Study material START

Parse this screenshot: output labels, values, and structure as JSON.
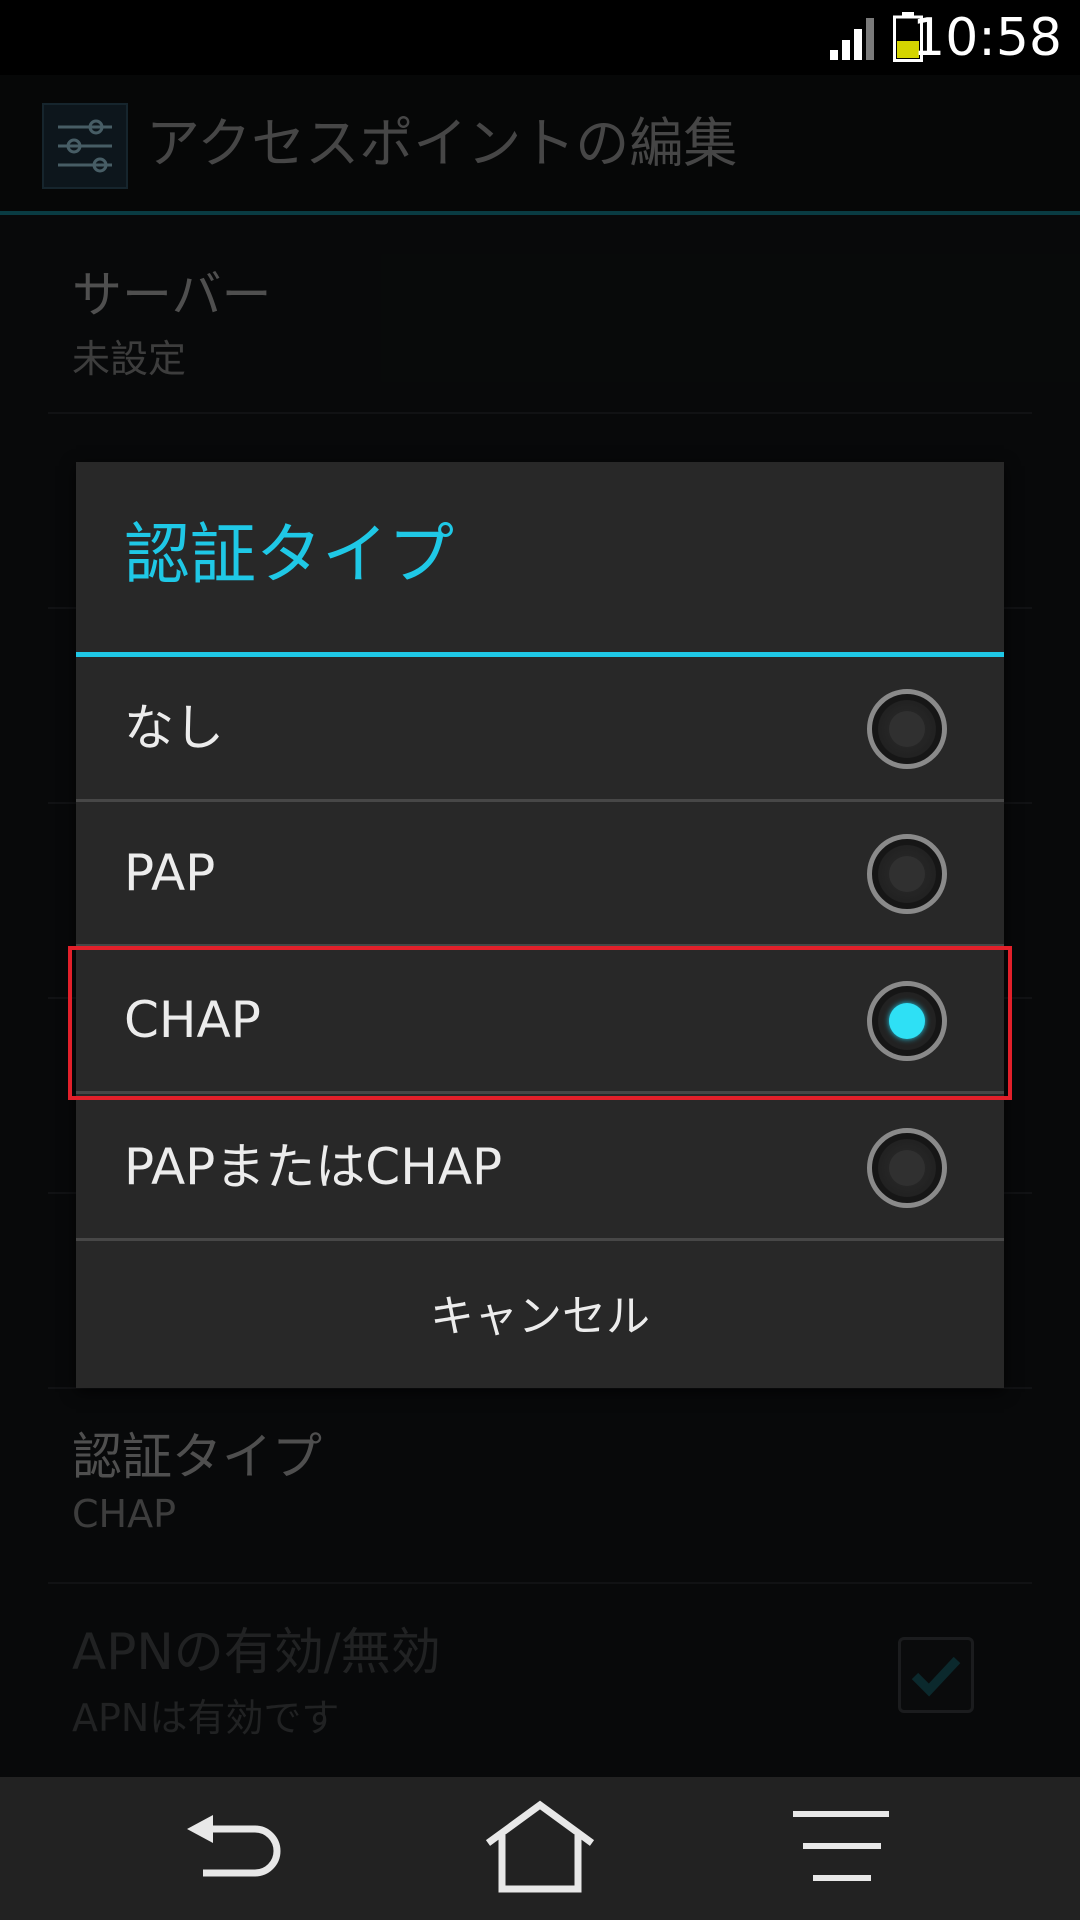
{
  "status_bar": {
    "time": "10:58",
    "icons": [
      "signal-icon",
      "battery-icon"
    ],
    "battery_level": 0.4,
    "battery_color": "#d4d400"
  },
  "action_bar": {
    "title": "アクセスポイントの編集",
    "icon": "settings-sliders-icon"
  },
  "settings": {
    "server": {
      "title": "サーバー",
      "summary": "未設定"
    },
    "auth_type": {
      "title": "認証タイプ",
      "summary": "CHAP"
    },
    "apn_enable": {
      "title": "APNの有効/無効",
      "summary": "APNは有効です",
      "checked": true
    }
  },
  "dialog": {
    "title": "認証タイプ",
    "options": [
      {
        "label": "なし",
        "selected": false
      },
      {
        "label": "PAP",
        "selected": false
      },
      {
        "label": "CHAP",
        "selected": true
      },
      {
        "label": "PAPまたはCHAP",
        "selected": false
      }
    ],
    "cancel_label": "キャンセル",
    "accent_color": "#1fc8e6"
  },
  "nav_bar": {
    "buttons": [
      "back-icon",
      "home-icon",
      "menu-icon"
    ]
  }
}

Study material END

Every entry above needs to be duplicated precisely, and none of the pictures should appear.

Parse this screenshot: output labels, values, and structure as JSON.
{
  "status_bar": {
    "time": "10:58",
    "icons": [
      "signal-icon",
      "battery-icon"
    ],
    "battery_level": 0.4,
    "battery_color": "#d4d400"
  },
  "action_bar": {
    "title": "アクセスポイントの編集",
    "icon": "settings-sliders-icon"
  },
  "settings": {
    "server": {
      "title": "サーバー",
      "summary": "未設定"
    },
    "auth_type": {
      "title": "認証タイプ",
      "summary": "CHAP"
    },
    "apn_enable": {
      "title": "APNの有効/無効",
      "summary": "APNは有効です",
      "checked": true
    }
  },
  "dialog": {
    "title": "認証タイプ",
    "options": [
      {
        "label": "なし",
        "selected": false
      },
      {
        "label": "PAP",
        "selected": false
      },
      {
        "label": "CHAP",
        "selected": true
      },
      {
        "label": "PAPまたはCHAP",
        "selected": false
      }
    ],
    "cancel_label": "キャンセル",
    "accent_color": "#1fc8e6"
  },
  "nav_bar": {
    "buttons": [
      "back-icon",
      "home-icon",
      "menu-icon"
    ]
  }
}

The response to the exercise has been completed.